The use of a services deflator, which has a disproportionately high share of goods in it, is likely to have exaggerated services growth by 1.2 percentage points and overall growth by 0.67 percentage points, she said. The two deflator issues, together, are likely to have overestimated headline GDP growth by one percentage point, she said.
However, according to Radhika Pandey, associate professor at the National Institute of Public Finance and Policy, double deflation might not necessarily improve the reliability of estimates. While it is already used for agriculture, it might not be possible to use it in all sectors, she said.
Nominal Growth Vs Real Growth
Real or nominal estimates cannot be used interchangeably, Pandey said. Nominal estimates include a price effect, she explained. They will show subdued growth at a time when commodity prices are off their peak.
It would be an error to look at nominal figures alone because WPI inflation had turned negative in Q1 FY24, Gaura Sen Gupta, India economist at IDFC First Bank, said. "If we look purely in nominal terms, it would imply that production has slowed because inflation has slowed," she explained. The workaround, she said, would be to look at other high-frequency growth indicators and see what trend they are indicating.
Production And Expenditure Approach
GDP is measured from the production side, while expenditure figures are instead derived from a mix of measured components and components that are proxied and/or residually allocated, Subramanian and Felman said. As a result, discrepancies arise. The finance ministry, too, said that discrepancies are both positive and negative. Over time, they wash out.
The discrepancies lead to overestimation of growth numbers through one method, said Prabhakar. However, such discrepancies have been seen in the past too. This is expected to narrow down in the coming quarters and should not be a challenge, she said. The focus should be more on the underlying growth parameters that need to be tracked on a regular basism she said.

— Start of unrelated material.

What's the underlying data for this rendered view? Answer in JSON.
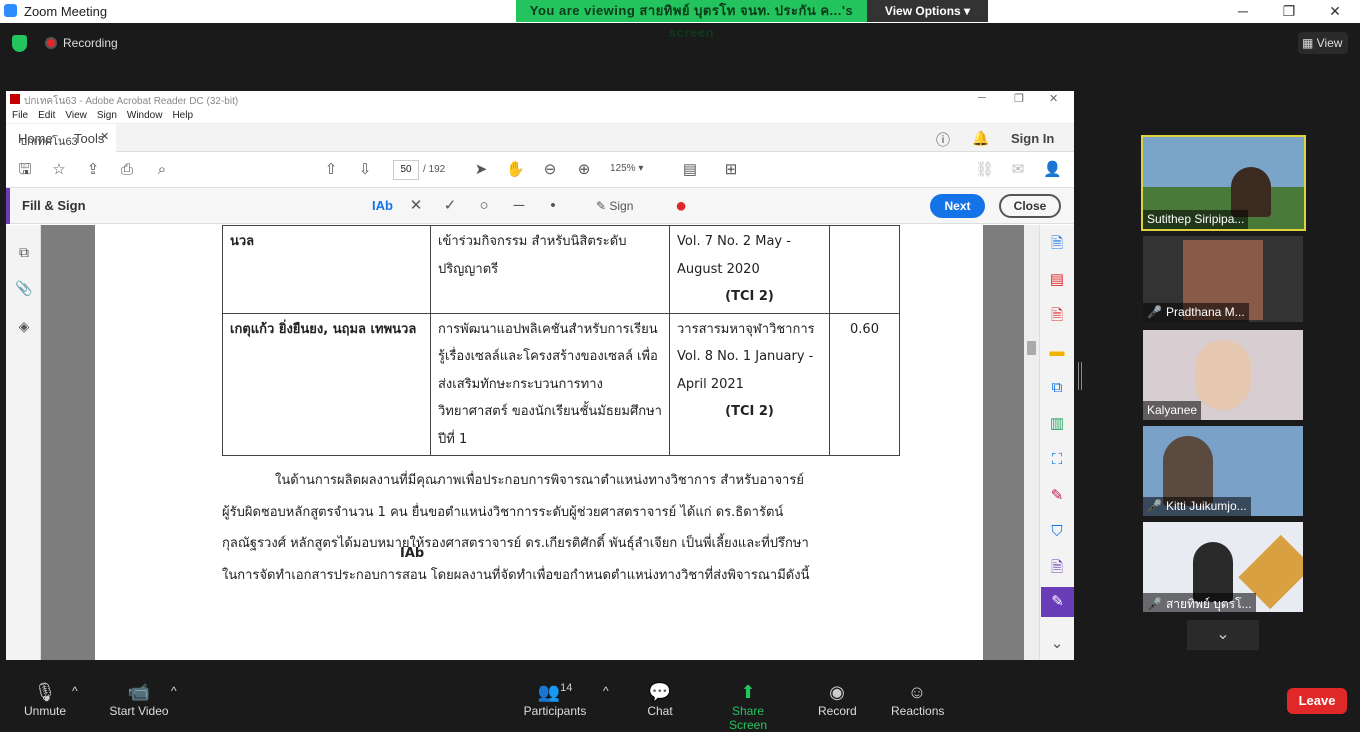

In any case, Pandey said, annually the discrepancy component is less than 2% of GDP, so it will not make much of a difference.